Collected data
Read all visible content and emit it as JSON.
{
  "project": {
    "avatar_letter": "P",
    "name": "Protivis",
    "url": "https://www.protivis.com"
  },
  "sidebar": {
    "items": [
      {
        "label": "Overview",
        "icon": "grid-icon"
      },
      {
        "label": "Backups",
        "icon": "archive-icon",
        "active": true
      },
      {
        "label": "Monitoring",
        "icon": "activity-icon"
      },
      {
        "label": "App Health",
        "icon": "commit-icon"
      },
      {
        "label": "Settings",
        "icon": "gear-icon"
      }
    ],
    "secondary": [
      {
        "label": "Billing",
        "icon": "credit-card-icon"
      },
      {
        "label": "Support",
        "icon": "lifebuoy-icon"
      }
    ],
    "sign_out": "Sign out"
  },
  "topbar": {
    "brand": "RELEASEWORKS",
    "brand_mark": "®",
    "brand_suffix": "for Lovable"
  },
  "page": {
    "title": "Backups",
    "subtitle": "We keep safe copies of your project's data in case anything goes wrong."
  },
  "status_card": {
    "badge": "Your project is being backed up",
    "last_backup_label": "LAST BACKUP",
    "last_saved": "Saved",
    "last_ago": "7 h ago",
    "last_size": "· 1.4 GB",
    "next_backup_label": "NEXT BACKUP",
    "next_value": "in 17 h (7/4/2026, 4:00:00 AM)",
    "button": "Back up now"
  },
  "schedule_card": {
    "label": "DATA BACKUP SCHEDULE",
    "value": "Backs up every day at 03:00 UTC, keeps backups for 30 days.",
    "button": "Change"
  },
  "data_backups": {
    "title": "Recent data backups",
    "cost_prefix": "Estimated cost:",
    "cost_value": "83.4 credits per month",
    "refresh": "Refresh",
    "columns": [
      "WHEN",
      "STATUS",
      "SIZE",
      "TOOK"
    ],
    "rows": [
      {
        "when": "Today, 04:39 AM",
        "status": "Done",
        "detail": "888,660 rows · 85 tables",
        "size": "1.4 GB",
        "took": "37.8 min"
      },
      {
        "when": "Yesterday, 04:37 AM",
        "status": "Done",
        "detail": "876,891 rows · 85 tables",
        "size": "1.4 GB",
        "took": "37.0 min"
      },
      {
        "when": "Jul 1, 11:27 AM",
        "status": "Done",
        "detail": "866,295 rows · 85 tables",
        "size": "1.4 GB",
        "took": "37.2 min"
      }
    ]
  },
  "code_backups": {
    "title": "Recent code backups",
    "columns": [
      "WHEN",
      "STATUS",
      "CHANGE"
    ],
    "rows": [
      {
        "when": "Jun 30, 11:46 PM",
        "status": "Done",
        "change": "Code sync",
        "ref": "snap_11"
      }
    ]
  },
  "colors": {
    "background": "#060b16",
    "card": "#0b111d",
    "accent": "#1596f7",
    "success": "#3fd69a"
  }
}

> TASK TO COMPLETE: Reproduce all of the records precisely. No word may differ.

> ANSWER:
Read all visible content and emit it as JSON.
{
  "project": {
    "avatar_letter": "P",
    "name": "Protivis",
    "url": "https://www.protivis.com"
  },
  "sidebar": {
    "items": [
      {
        "label": "Overview",
        "icon": "grid-icon"
      },
      {
        "label": "Backups",
        "icon": "archive-icon",
        "active": true
      },
      {
        "label": "Monitoring",
        "icon": "activity-icon"
      },
      {
        "label": "App Health",
        "icon": "commit-icon"
      },
      {
        "label": "Settings",
        "icon": "gear-icon"
      }
    ],
    "secondary": [
      {
        "label": "Billing",
        "icon": "credit-card-icon"
      },
      {
        "label": "Support",
        "icon": "lifebuoy-icon"
      }
    ],
    "sign_out": "Sign out"
  },
  "topbar": {
    "brand": "RELEASEWORKS",
    "brand_mark": "®",
    "brand_suffix": "for Lovable"
  },
  "page": {
    "title": "Backups",
    "subtitle": "We keep safe copies of your project's data in case anything goes wrong."
  },
  "status_card": {
    "badge": "Your project is being backed up",
    "last_backup_label": "LAST BACKUP",
    "last_saved": "Saved",
    "last_ago": "7 h ago",
    "last_size": "· 1.4 GB",
    "next_backup_label": "NEXT BACKUP",
    "next_value": "in 17 h (7/4/2026, 4:00:00 AM)",
    "button": "Back up now"
  },
  "schedule_card": {
    "label": "DATA BACKUP SCHEDULE",
    "value": "Backs up every day at 03:00 UTC, keeps backups for 30 days.",
    "button": "Change"
  },
  "data_backups": {
    "title": "Recent data backups",
    "cost_prefix": "Estimated cost:",
    "cost_value": "83.4 credits per month",
    "refresh": "Refresh",
    "columns": [
      "WHEN",
      "STATUS",
      "SIZE",
      "TOOK"
    ],
    "rows": [
      {
        "when": "Today, 04:39 AM",
        "status": "Done",
        "detail": "888,660 rows · 85 tables",
        "size": "1.4 GB",
        "took": "37.8 min"
      },
      {
        "when": "Yesterday, 04:37 AM",
        "status": "Done",
        "detail": "876,891 rows · 85 tables",
        "size": "1.4 GB",
        "took": "37.0 min"
      },
      {
        "when": "Jul 1, 11:27 AM",
        "status": "Done",
        "detail": "866,295 rows · 85 tables",
        "size": "1.4 GB",
        "took": "37.2 min"
      }
    ]
  },
  "code_backups": {
    "title": "Recent code backups",
    "columns": [
      "WHEN",
      "STATUS",
      "CHANGE"
    ],
    "rows": [
      {
        "when": "Jun 30, 11:46 PM",
        "status": "Done",
        "change": "Code sync",
        "ref": "snap_11"
      }
    ]
  },
  "colors": {
    "background": "#060b16",
    "card": "#0b111d",
    "accent": "#1596f7",
    "success": "#3fd69a"
  }
}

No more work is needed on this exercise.